Alberta plans to cut 11,000 Alberta Health Services jobs following a review in an effort to save $600 million annually.
No layoffs are anticipated for front-line clinical staff including doctors and nurses, Health Minister Tyler Shandro told Postmedia Monday, but his office confirmed around 800 jobs would be lost through attrition over the next three years. The bulk of AHS jobs lost — about 9,700 positions — will come from outsourcing jobs in laboratories, housekeeping, food services, and laundry. A minimum of one hundred management jobs will also be cut.
The minister’s office sent Postmedia an advanced copy of the review conducted by Alberta Health Services.
It will be released publicly Tuesday with a news conference at 10 a.m. Unions have been worried about major cuts in the works.
The review came in response to suggestions for cost saving and efficiencies in a February report by Ernst and Young. Alberta Health has told AHS to proceed with its plans but with some changes. Shandro said cost savings are lower than anticipated by Ernst and Young largely due to a less aggressive approach in reductions to clinical and front-line jobs.
“There may be through attrition some reductions of some of those folks, but we’re not laying off anybody, especially during the pandemic,” he said.

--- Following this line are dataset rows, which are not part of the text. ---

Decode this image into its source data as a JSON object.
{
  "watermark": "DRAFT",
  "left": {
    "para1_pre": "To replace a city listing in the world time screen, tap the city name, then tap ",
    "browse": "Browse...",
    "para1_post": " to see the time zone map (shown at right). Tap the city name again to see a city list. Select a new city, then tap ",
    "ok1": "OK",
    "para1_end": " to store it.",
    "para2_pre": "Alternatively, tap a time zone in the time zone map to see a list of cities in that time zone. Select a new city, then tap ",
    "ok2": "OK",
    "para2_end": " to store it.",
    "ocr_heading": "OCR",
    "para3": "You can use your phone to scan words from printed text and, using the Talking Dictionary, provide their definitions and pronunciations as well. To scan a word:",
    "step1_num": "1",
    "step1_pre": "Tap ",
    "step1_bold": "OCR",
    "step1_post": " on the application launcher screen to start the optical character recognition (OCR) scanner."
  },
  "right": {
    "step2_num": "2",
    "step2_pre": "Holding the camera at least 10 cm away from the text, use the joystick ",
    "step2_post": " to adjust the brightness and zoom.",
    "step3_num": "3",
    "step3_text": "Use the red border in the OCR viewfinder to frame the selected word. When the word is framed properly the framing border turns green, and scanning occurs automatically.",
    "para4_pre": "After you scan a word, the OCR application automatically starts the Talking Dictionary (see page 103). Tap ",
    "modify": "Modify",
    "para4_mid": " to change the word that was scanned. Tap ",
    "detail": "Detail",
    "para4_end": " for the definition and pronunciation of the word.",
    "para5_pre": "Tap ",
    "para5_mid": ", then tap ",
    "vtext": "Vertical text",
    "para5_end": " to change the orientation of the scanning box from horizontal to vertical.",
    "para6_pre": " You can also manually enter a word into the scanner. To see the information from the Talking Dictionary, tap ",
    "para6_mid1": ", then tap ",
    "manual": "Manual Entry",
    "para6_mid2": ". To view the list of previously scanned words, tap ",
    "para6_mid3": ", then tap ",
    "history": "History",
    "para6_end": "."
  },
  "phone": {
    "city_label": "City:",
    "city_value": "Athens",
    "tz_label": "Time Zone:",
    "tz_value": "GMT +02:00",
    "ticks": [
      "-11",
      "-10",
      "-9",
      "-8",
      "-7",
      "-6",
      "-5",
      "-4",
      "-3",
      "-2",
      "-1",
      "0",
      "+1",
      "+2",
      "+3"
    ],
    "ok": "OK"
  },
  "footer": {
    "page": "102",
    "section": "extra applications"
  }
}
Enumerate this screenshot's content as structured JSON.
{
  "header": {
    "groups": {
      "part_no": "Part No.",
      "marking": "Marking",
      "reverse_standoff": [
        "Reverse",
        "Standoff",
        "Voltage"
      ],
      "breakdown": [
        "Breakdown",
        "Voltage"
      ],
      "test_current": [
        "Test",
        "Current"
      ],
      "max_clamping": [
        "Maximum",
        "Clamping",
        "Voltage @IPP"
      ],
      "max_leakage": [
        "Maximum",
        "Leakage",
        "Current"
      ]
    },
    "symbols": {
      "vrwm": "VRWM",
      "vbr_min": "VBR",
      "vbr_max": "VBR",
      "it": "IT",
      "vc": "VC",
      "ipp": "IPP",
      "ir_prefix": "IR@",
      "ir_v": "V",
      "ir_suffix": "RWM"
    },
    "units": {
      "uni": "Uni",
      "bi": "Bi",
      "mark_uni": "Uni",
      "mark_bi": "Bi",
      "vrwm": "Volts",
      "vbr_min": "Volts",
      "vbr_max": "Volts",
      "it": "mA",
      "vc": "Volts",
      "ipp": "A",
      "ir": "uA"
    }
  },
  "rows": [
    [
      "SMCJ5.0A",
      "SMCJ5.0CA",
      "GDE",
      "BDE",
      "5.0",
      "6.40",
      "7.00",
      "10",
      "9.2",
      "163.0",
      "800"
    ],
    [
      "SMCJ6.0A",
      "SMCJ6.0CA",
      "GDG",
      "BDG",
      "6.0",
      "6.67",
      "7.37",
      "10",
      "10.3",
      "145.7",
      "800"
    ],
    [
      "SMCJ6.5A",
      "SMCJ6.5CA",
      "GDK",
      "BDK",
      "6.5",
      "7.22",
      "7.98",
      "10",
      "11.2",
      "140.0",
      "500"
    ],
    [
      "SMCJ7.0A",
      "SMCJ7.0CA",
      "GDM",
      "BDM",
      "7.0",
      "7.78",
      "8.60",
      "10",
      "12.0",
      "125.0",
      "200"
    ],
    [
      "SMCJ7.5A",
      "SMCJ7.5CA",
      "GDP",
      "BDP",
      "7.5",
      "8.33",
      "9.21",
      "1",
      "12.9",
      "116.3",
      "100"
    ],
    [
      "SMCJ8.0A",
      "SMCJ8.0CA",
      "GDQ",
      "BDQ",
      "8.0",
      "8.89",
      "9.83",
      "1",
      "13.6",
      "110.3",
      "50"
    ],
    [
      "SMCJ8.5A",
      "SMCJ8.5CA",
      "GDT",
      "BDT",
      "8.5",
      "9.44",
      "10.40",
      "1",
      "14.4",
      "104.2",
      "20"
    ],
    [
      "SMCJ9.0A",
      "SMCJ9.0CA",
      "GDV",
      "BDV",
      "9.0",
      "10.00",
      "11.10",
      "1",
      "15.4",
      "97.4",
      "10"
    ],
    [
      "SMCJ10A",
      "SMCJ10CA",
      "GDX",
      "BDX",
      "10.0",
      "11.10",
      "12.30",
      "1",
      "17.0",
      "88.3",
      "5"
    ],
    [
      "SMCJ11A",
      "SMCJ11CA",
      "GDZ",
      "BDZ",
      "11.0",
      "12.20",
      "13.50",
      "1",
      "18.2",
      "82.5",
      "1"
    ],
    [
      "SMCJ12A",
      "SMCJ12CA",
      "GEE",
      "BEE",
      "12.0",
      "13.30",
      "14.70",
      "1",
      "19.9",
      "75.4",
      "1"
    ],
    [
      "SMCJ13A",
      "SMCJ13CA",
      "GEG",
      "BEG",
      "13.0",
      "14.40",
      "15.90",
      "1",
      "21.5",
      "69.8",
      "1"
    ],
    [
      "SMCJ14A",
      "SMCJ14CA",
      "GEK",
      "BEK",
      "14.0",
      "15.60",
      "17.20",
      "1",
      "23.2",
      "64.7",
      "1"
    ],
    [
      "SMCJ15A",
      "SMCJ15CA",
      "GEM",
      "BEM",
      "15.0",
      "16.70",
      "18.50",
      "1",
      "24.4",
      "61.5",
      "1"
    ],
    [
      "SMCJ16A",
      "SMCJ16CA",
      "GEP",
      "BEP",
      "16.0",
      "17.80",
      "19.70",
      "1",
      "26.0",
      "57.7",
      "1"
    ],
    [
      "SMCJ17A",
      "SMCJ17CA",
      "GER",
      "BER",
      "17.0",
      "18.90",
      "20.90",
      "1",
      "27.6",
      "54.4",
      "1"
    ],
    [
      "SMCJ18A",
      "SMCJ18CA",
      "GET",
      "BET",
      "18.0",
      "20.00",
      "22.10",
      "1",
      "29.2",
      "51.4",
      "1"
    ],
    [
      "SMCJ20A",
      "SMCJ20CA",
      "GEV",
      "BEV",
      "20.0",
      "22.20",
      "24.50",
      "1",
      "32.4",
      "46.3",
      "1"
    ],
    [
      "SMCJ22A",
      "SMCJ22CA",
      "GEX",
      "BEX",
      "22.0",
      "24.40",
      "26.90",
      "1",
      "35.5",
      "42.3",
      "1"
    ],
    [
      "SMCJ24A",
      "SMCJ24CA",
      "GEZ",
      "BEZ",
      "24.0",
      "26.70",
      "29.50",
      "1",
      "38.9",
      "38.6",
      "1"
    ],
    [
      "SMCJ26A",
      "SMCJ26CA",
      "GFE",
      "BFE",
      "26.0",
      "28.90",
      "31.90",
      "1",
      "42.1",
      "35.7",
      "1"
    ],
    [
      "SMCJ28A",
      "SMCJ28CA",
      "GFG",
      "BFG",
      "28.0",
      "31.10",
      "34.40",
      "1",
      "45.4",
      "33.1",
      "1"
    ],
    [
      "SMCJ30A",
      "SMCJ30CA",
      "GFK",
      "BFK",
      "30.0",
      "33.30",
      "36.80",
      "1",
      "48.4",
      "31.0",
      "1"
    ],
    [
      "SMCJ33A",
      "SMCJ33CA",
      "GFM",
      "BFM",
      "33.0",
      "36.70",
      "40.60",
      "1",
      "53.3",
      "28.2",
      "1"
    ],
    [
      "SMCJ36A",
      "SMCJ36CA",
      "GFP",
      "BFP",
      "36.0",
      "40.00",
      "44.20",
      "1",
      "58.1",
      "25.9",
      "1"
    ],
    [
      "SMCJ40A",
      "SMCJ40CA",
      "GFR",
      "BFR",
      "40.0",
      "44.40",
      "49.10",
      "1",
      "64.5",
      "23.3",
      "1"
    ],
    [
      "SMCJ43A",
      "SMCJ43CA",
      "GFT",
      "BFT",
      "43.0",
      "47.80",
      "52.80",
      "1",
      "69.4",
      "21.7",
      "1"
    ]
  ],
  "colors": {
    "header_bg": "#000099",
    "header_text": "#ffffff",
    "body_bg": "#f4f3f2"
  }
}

When asked whether the province would hold off allowing jobs to disappear through attrition until the pandemic was over, he said it is up to AHS to determine their staffing needs.
“We’re not going to tell them not to fill the position just because of resources. Our No. 1 priority is responding to the pandemic,” he said. “We’re not going to tell them to pinch pennies just because we’re trying to meet a certain target when we’re in the middle of this pandemic.”
Outsourcing to private vendors will account for AHS cutting 2,000 laboratory jobs, 4,000 housekeeping jobs, 3,000 food service jobs, and 400 laundry jobs. The province said around 70 per cent of lab results are already contracted out, as is about 68 per cent of laundry.
Shandro’s press secretary Steve Buick said outsourcing would mean a “change of employer” and not “net reductions.”
But unions have raised concerns in the past about plans to reduce public sector staff, calling the cuts “ideological.” The province had warned that cuts were coming. Health Sciences Association of Alberta said 850 full-time jobs were at risk, while United Nurses of Alberta received a letter about 500 full-time positions that would be gone by 2023.
Cost to patients for items like crutches and casts will also go up in some cases, as direct labour costs are added to billings for chargeable supplies.
Other changes in the report include streamlining non-clinical and back-office operations and making overtime and scheduling more efficient.
When asked if the province would be setting limits on overtime, Shandro said it was up to AHS, not the government.
“This is about us encouraging them to be consistent throughout all five zones and at all 100 facilities,” he said. “That is our goal, is to make sure they have internal controls and they have policies that are consistent in the province.”
The minister said while he is committed to the spirit of recommendations in February’s Ernst and Young report, it will take longer to implement — until 2025 or 2026. But he said changes in the workforce could start next spring.
Contracting out laundry services could begin as early as next April, while Shandro said changes to the labs may not come into effect until February 2022, when a contract with Dynalife ends.
The province would still keep the ability to run some more specialized tests.
Shandro said aging health services laundry facilities needing millions of dollars worth of renovations is a factor in contracting out the services.